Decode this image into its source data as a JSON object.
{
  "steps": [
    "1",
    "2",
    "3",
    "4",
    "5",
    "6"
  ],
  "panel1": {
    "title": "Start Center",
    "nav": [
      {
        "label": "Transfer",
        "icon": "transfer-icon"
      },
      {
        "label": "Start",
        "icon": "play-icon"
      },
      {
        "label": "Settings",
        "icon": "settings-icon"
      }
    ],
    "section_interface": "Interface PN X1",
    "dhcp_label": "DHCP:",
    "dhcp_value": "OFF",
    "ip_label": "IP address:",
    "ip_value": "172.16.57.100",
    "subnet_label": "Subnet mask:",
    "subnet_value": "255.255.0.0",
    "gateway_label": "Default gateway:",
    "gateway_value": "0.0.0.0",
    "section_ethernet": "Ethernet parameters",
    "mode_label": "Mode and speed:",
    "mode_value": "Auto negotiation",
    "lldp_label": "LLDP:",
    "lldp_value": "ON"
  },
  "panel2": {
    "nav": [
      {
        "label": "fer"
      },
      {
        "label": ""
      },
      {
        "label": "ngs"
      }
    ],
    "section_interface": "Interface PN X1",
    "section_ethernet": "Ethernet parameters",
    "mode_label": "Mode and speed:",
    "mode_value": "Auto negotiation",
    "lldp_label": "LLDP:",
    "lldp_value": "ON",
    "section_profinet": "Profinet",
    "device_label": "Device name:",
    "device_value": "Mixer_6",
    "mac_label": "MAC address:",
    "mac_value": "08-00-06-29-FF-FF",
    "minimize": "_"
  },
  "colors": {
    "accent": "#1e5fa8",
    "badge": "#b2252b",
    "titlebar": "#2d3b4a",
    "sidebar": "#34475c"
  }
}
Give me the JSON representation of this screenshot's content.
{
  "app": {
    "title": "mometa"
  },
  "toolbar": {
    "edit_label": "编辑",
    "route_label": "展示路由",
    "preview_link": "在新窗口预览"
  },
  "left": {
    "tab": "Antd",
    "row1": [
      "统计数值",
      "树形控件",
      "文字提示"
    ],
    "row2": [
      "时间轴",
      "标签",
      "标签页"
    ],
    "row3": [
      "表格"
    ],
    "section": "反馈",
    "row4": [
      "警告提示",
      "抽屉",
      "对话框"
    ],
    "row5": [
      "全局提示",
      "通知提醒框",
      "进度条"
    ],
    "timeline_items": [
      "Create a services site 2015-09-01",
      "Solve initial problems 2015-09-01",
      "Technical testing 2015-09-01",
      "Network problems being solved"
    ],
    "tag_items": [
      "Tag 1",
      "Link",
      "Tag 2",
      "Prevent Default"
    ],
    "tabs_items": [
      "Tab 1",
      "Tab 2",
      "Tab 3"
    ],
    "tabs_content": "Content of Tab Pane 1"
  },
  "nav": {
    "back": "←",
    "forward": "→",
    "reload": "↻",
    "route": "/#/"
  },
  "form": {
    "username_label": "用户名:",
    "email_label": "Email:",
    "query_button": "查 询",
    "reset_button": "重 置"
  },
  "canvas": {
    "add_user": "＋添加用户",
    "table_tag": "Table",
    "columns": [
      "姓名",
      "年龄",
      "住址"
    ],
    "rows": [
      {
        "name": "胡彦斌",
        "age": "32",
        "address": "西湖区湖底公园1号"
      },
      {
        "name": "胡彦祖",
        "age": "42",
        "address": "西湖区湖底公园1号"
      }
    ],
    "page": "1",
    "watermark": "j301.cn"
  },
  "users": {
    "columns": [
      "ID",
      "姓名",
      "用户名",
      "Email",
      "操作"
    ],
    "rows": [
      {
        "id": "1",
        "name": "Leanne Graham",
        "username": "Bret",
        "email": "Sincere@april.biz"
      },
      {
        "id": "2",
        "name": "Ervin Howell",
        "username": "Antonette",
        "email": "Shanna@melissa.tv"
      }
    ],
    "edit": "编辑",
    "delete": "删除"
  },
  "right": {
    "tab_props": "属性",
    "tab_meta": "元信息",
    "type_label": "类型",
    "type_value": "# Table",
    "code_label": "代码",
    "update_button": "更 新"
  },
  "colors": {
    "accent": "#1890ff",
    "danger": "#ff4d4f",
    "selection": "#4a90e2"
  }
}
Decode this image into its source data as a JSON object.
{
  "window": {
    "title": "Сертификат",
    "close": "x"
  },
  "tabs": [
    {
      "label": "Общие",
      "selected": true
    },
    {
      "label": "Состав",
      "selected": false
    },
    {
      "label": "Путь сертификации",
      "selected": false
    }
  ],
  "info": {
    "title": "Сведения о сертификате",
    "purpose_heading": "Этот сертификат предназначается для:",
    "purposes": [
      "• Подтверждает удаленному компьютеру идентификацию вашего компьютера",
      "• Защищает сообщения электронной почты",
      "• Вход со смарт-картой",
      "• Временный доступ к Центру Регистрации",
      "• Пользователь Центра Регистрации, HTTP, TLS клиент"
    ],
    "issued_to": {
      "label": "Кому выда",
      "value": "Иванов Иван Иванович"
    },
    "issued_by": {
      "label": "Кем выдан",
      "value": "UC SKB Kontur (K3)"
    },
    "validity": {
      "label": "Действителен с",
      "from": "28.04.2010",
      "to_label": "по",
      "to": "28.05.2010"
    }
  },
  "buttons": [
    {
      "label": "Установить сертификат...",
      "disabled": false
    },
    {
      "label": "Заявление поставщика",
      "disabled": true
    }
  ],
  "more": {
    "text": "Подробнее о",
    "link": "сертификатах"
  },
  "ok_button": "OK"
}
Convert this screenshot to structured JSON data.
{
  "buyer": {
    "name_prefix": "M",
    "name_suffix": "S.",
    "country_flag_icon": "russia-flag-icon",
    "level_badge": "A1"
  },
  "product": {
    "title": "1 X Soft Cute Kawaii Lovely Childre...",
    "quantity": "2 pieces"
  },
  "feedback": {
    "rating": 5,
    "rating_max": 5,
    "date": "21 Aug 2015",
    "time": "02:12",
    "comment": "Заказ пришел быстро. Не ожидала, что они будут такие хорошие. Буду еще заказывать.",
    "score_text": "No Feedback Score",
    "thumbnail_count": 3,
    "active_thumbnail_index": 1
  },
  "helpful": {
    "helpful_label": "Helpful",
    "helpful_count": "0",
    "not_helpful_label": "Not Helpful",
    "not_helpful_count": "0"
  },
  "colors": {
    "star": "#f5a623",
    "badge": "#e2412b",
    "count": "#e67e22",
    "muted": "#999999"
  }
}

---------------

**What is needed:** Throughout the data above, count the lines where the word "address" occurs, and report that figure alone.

**Result for this task:** 4